merous and warlike, were semi-barbarians, and ignerant of the art of war, which circumstance, notwithstanding their numbers and ferocity, rendered them a very unequal enemy. Cæsar, having overcame his great rival, and intimidated or subdued his enemies, acquired supreme power; but he only lived to acquire it--there was but a step between his final triumph and his fall; he did not, like Bonaparte, survive his greatness ; the same stroke deprived him of power and of life.

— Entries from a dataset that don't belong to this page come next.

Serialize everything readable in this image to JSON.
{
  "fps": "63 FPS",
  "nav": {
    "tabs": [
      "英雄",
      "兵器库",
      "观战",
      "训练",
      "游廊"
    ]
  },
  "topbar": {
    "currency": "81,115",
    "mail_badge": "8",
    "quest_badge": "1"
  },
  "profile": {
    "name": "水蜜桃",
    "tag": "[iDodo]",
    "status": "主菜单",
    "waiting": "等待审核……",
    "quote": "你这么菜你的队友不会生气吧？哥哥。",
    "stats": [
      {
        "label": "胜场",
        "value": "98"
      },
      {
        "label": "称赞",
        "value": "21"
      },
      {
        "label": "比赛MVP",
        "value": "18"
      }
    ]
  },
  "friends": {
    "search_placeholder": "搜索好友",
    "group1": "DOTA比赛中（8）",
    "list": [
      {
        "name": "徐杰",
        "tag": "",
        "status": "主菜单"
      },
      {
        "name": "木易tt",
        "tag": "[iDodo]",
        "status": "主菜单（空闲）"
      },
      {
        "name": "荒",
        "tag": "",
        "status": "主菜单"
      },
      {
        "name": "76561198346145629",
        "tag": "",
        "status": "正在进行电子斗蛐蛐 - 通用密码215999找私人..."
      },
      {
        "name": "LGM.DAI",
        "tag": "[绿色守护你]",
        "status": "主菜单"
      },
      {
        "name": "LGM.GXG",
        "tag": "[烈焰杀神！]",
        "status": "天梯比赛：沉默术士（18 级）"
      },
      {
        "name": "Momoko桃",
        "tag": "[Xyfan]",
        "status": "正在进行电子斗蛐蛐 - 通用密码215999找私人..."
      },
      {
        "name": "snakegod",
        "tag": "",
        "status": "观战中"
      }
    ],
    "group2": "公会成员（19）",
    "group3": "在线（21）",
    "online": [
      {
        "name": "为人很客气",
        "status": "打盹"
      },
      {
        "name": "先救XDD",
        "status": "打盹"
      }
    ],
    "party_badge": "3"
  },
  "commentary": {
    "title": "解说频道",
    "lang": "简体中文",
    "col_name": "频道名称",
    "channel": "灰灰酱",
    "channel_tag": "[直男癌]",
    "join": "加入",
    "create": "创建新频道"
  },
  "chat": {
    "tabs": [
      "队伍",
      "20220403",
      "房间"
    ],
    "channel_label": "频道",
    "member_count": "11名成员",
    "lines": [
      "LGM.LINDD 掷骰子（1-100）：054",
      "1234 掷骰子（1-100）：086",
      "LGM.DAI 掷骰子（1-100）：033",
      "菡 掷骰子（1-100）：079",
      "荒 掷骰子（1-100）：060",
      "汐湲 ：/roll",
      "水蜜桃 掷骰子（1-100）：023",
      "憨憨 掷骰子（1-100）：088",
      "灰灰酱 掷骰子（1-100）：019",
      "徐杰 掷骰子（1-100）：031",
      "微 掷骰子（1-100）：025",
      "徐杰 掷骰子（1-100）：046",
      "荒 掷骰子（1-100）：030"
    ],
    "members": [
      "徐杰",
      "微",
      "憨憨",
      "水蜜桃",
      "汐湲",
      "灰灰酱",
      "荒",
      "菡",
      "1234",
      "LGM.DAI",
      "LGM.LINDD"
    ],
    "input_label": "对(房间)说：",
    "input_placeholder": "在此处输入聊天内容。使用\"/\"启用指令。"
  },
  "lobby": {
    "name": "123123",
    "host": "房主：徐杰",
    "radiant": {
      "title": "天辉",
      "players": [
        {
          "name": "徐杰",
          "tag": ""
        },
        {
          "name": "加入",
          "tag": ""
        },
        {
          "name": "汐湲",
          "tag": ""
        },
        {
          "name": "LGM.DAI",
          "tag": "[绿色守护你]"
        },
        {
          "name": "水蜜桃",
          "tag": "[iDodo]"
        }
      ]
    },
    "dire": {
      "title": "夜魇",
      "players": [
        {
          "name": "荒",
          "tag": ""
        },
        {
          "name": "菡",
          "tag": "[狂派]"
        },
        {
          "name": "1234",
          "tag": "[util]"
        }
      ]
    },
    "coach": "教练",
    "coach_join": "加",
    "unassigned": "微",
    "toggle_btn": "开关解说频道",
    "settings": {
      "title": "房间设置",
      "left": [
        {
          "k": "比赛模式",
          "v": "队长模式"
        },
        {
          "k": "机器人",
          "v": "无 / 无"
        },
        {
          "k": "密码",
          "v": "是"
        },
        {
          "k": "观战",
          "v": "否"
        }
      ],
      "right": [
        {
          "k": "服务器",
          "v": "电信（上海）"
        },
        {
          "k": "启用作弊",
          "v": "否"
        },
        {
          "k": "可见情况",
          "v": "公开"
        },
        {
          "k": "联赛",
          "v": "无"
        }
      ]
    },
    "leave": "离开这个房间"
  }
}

Carthage, the great rival and enemy of Rome, affords one name, which for military renown, is unrivalled among the ancients. It was not with Hannibal as with Cæsar ; he had to contend with an enemy equal in military prowess and skill, having experienced commanders, and veteran and disciplined legions ; superior in every thing else, and aided by numerous and powerful allies. It was not Rome, against which Hannibal commenced the second Punic war, but all Italy ; yet so uncertain are the events of war, and so capricious is fortune, that when from his successes nearly all the allies of Rome had abandoned her cause, and united with her powerful enemy, she retrieved her sinking fortunes, and finally conquered the man whom the great Fabius himself had deemed invincible. No war perhaps, was ever conducted with profounder views of policy, with more skill, generalship, perseverance and success, considering the relative means of the parties, than that in Italy by the Carthagenian Hero. It is true, he failed in his object of conquering Rome, and not only so, but was defeated himself ; yet it was a failure which conferred upon Hannibal immortal renown, and procured him the character of the greatest military commander, which the world had ever witnessed. The causes which led to the failure of Hannibal in the conquest of Rome, deprived him of some portion of the glory he might have acquired, yet at the same time they tended to develope his capacity and resources as a commander, and gave him a

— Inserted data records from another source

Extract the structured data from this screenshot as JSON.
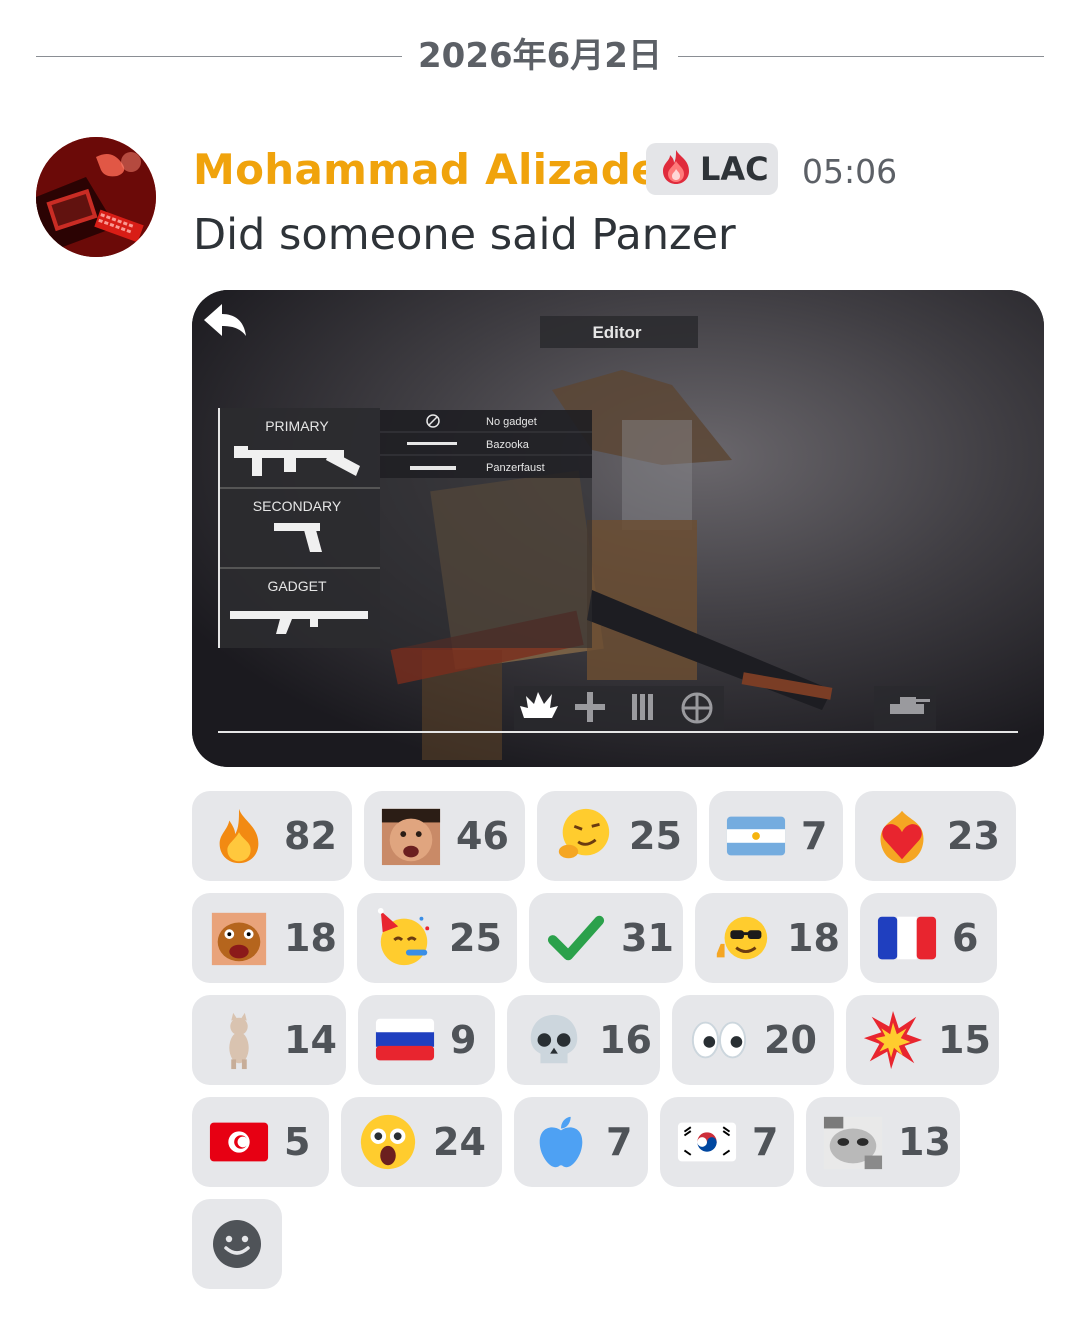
{
  "divider": {
    "date": "2026年6月2日"
  },
  "message": {
    "username": "Mohammad Alizadeh",
    "username_color": "#f0a30c",
    "tag": {
      "icon": "fire-gem-icon",
      "label": "LAC"
    },
    "timestamp": "05:06",
    "text": "Did someone said Panzer"
  },
  "attachment": {
    "editor_title": "Editor",
    "slots": [
      "PRIMARY",
      "SECONDARY",
      "GADGET"
    ],
    "options": [
      "No gadget",
      "Bazooka",
      "Panzerfaust"
    ]
  },
  "reactions": [
    {
      "icon": "fire-icon",
      "count": "82"
    },
    {
      "icon": "meme-face-icon",
      "count": "46"
    },
    {
      "icon": "smirk-emoji-icon",
      "count": "25"
    },
    {
      "icon": "argentina-flag-icon",
      "count": "7"
    },
    {
      "icon": "heart-on-fire-icon",
      "count": "23"
    },
    {
      "icon": "cartoon-dog-icon",
      "count": "18"
    },
    {
      "icon": "party-face-icon",
      "count": "25"
    },
    {
      "icon": "check-mark-icon",
      "count": "31"
    },
    {
      "icon": "sunglasses-thumbs-icon",
      "count": "18"
    },
    {
      "icon": "france-flag-icon",
      "count": "6"
    },
    {
      "icon": "dancing-cat-icon",
      "count": "14"
    },
    {
      "icon": "russia-flag-icon",
      "count": "9"
    },
    {
      "icon": "skull-icon",
      "count": "16"
    },
    {
      "icon": "eyes-icon",
      "count": "20"
    },
    {
      "icon": "collision-icon",
      "count": "15"
    },
    {
      "icon": "tunisia-flag-icon",
      "count": "5"
    },
    {
      "icon": "screaming-face-icon",
      "count": "24"
    },
    {
      "icon": "apple-icon",
      "count": "7"
    },
    {
      "icon": "south-korea-flag-icon",
      "count": "7"
    },
    {
      "icon": "cat-meme-icon",
      "count": "13"
    }
  ],
  "add_reaction": {
    "icon": "add-reaction-smile-icon"
  }
}
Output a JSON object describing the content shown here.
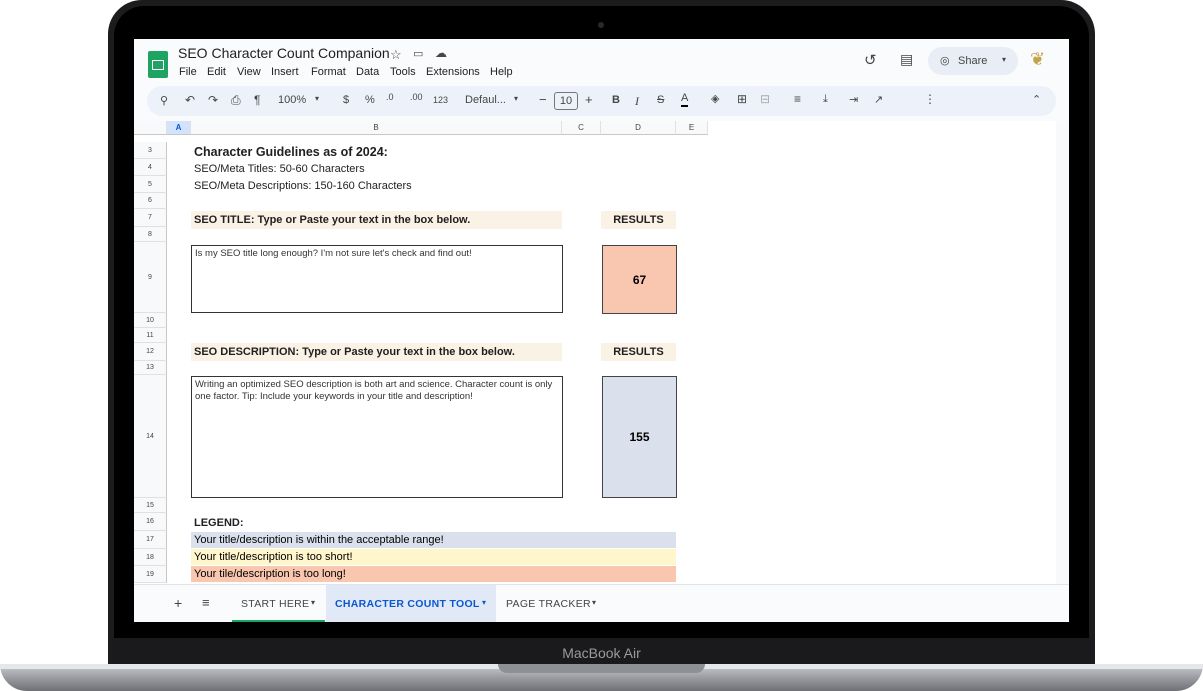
{
  "device": {
    "label": "MacBook Air"
  },
  "app": {
    "title": "SEO Character Count Companion",
    "menu": [
      "File",
      "Edit",
      "View",
      "Insert",
      "Format",
      "Data",
      "Tools",
      "Extensions",
      "Help"
    ],
    "share_label": "Share"
  },
  "toolbar": {
    "zoom": "100%",
    "currency": "$",
    "percent": "%",
    "decrease_decimal": ".0",
    "increase_decimal": ".00",
    "number_format": "123",
    "font": "Defaul...",
    "font_size": "10",
    "bold": "B",
    "italic": "I",
    "text_color": "A"
  },
  "grid": {
    "columns": [
      "A",
      "B",
      "C",
      "D",
      "E"
    ],
    "row_numbers": [
      "3",
      "4",
      "5",
      "6",
      "7",
      "8",
      "9",
      "10",
      "11",
      "12",
      "13",
      "14",
      "15",
      "16",
      "17",
      "18",
      "19"
    ],
    "guidelines_heading": "Character Guidelines as of 2024:",
    "guideline_titles": "SEO/Meta Titles: 50-60 Characters",
    "guideline_descriptions": "SEO/Meta Descriptions: 150-160 Characters",
    "title_banner": "SEO TITLE: Type or Paste your text in the box below.",
    "results_label_1": "RESULTS",
    "title_input": "Is my SEO title long enough? I'm not sure let's check and find out!",
    "title_count": "67",
    "description_banner": "SEO DESCRIPTION: Type or Paste your text in the box below.",
    "results_label_2": "RESULTS",
    "description_input": "Writing an optimized SEO description is both art and science. Character count is only one factor. Tip: Include your keywords in your title and description!",
    "description_count": "155",
    "legend_heading": "LEGEND:",
    "legend": [
      {
        "text": "Your title/description is within the acceptable range!",
        "color": "#dbe1ec"
      },
      {
        "text": "Your title/description is too short!",
        "color": "#fff6cc"
      },
      {
        "text": "Your tile/description is too long!",
        "color": "#f9c6b0"
      }
    ]
  },
  "colors": {
    "title_result": "#f9c6b0",
    "description_result": "#dbe1ec",
    "active_tab": "#0b57d0",
    "sheets_green": "#1ea362"
  },
  "sheets": [
    {
      "label": "START HERE"
    },
    {
      "label": "CHARACTER COUNT TOOL"
    },
    {
      "label": "PAGE TRACKER"
    }
  ]
}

military reputation which he might not otherwise have attained. In this war, which lasted sixteen years, the contest on the part of the Carthagenians was sustained in a great measure by the personal exertions of Hannibal ; his forces were at first entirely inadequate to the object; he was without magazines and granaries, without allies, removed from his country, and apparently abandoned by it, as he received no succors nor scarcely any countenance from home. There never was so protracted and desperate a contest which depended so much upon one man. With the Romans the reverse of this was true. The nation, fighting for its existence, made a most desperate effort ; men, provisions and supplies of every description, were furnished; the levies in a single year amounted to more than eighty thousand ; yet with such extraordinary means and exertions, the events of the war were almost uniformly disastrous to them. The Roman soldiers were superior to the Carthaginians, and they had greatly the advantage in numbers, and possessed great facilities of supplying all the munitions of war, and of furnishing constant reinforcements. Neither were they destitute of experienced and able commanders ; it was such men as Fabius Maximus, Paulus Emillus, and Marcellus, with whom the Carthaginian hero had to contend. What an astonishing idea does it give us of the capacity, the resources of mind, and the skill of Hannibal, when we consider, that in the country of an enemy, and that enemy so powerful and warlike, possessing the best soldiers in the world, experienced commanders, and numerous allies, he could maintain a war for sixteen years, not only with advantage, and credit to himself, but with uniform and uninterrupted success. He is perhaps the only commander who can say he was never defeated but once. In one day, on the plains of Zama were lost the fruits, the toils, and the triumphs of sixteen years of successful war; yes the loss on that day was infinitely greater, it was a loss which to noble and patriotic minds includes all